* **Task to complete**: From the first line to the last, write out the records below exactly as they appear.

* **Records supplied**:
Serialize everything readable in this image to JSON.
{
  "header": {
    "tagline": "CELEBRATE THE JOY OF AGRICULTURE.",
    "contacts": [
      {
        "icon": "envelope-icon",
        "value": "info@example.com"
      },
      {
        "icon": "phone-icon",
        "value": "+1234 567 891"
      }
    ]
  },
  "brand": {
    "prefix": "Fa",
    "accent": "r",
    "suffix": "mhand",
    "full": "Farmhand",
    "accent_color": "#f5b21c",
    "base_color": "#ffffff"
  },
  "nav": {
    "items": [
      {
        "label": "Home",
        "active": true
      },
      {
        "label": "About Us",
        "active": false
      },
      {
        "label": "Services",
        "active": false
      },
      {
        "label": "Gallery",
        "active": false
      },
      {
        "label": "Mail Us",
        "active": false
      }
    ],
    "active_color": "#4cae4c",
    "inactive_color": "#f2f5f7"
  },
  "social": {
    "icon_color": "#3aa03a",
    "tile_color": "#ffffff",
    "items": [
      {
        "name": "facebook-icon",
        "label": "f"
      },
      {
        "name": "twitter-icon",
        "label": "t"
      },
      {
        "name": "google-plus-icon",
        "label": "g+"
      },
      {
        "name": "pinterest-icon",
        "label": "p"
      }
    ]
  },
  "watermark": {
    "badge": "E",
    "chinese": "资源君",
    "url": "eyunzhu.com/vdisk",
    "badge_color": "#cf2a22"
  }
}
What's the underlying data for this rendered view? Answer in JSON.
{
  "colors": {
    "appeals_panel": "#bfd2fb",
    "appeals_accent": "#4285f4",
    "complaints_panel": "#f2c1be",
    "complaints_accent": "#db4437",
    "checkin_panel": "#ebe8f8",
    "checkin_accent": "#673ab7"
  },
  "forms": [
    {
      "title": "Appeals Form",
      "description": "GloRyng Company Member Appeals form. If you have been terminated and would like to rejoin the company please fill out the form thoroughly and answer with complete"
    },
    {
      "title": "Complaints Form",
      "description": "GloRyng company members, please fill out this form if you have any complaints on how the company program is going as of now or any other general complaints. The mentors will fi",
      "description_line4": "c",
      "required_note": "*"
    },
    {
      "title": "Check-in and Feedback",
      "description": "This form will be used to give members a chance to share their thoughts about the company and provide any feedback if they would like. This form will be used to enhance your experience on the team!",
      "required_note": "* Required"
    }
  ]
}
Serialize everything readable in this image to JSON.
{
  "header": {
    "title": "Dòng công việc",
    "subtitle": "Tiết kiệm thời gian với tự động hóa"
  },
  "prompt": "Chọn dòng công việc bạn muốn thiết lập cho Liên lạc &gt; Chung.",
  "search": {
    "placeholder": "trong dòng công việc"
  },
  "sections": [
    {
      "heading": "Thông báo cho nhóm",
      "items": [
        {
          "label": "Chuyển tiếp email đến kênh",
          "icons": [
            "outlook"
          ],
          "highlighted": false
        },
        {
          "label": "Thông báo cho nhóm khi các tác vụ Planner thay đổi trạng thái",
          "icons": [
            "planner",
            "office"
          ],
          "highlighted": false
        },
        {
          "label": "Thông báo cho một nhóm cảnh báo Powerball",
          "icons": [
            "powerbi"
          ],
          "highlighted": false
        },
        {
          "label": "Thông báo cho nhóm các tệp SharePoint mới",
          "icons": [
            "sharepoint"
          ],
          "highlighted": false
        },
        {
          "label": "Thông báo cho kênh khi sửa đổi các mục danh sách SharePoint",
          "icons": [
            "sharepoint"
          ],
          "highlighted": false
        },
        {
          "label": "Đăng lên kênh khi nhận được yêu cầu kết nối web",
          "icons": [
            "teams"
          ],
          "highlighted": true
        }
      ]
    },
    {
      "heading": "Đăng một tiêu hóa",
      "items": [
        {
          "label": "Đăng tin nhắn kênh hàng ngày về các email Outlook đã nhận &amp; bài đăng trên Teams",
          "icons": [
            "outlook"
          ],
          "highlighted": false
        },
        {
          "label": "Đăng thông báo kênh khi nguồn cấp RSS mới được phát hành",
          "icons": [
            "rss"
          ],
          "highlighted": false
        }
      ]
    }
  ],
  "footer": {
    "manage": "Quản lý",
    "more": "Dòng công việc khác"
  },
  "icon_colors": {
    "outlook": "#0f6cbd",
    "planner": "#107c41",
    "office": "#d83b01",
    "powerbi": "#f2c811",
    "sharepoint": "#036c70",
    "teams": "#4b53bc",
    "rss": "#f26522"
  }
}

* **Reply to the task**:
Serialize everything readable in this image to JSON.
{
  "header": {
    "tagline": "CELEBRATE THE JOY OF AGRICULTURE.",
    "contacts": [
      {
        "icon": "envelope-icon",
        "value": "info@example.com"
      },
      {
        "icon": "phone-icon",
        "value": "+1234 567 891"
      }
    ]
  },
  "brand": {
    "prefix": "Fa",
    "accent": "r",
    "suffix": "mhand",
    "full": "Farmhand",
    "accent_color": "#f5b21c",
    "base_color": "#ffffff"
  },
  "nav": {
    "items": [
      {
        "label": "Home",
        "active": true
      },
      {
        "label": "About Us",
        "active": false
      },
      {
        "label": "Services",
        "active": false
      },
      {
        "label": "Gallery",
        "active": false
      },
      {
        "label": "Mail Us",
        "active": false
      }
    ],
    "active_color": "#4cae4c",
    "inactive_color": "#f2f5f7"
  },
  "social": {
    "icon_color": "#3aa03a",
    "tile_color": "#ffffff",
    "items": [
      {
        "name": "facebook-icon",
        "label": "f"
      },
      {
        "name": "twitter-icon",
        "label": "t"
      },
      {
        "name": "google-plus-icon",
        "label": "g+"
      },
      {
        "name": "pinterest-icon",
        "label": "p"
      }
    ]
  },
  "watermark": {
    "badge": "E",
    "chinese": "资源君",
    "url": "eyunzhu.com/vdisk",
    "badge_color": "#cf2a22"
  }
}
What's the underlying data for this rendered view? Answer in JSON.
{
  "colors": {
    "appeals_panel": "#bfd2fb",
    "appeals_accent": "#4285f4",
    "complaints_panel": "#f2c1be",
    "complaints_accent": "#db4437",
    "checkin_panel": "#ebe8f8",
    "checkin_accent": "#673ab7"
  },
  "forms": [
    {
      "title": "Appeals Form",
      "description": "GloRyng Company Member Appeals form. If you have been terminated and would like to rejoin the company please fill out the form thoroughly and answer with complete"
    },
    {
      "title": "Complaints Form",
      "description": "GloRyng company members, please fill out this form if you have any complaints on how the company program is going as of now or any other general complaints. The mentors will fi",
      "description_line4": "c",
      "required_note": "*"
    },
    {
      "title": "Check-in and Feedback",
      "description": "This form will be used to give members a chance to share their thoughts about the company and provide any feedback if they would like. This form will be used to enhance your experience on the team!",
      "required_note": "* Required"
    }
  ]
}
Serialize everything readable in this image to JSON.
{
  "header": {
    "title": "Dòng công việc",
    "subtitle": "Tiết kiệm thời gian với tự động hóa"
  },
  "prompt": "Chọn dòng công việc bạn muốn thiết lập cho Liên lạc &gt; Chung.",
  "search": {
    "placeholder": "trong dòng công việc"
  },
  "sections": [
    {
      "heading": "Thông báo cho nhóm",
      "items": [
        {
          "label": "Chuyển tiếp email đến kênh",
          "icons": [
            "outlook"
          ],
          "highlighted": false
        },
        {
          "label": "Thông báo cho nhóm khi các tác vụ Planner thay đổi trạng thái",
          "icons": [
            "planner",
            "office"
          ],
          "highlighted": false
        },
        {
          "label": "Thông báo cho một nhóm cảnh báo Powerball",
          "icons": [
            "powerbi"
          ],
          "highlighted": false
        },
        {
          "label": "Thông báo cho nhóm các tệp SharePoint mới",
          "icons": [
            "sharepoint"
          ],
          "highlighted": false
        },
        {
          "label": "Thông báo cho kênh khi sửa đổi các mục danh sách SharePoint",
          "icons": [
            "sharepoint"
          ],
          "highlighted": false
        },
        {
          "label": "Đăng lên kênh khi nhận được yêu cầu kết nối web",
          "icons": [
            "teams"
          ],
          "highlighted": true
        }
      ]
    },
    {
      "heading": "Đăng một tiêu hóa",
      "items": [
        {
          "label": "Đăng tin nhắn kênh hàng ngày về các email Outlook đã nhận &amp; bài đăng trên Teams",
          "icons": [
            "outlook"
          ],
          "highlighted": false
        },
        {
          "label": "Đăng thông báo kênh khi nguồn cấp RSS mới được phát hành",
          "icons": [
            "rss"
          ],
          "highlighted": false
        }
      ]
    }
  ],
  "footer": {
    "manage": "Quản lý",
    "more": "Dòng công việc khác"
  },
  "icon_colors": {
    "outlook": "#0f6cbd",
    "planner": "#107c41",
    "office": "#d83b01",
    "powerbi": "#f2c811",
    "sharepoint": "#036c70",
    "teams": "#4b53bc",
    "rss": "#f26522"
  }
}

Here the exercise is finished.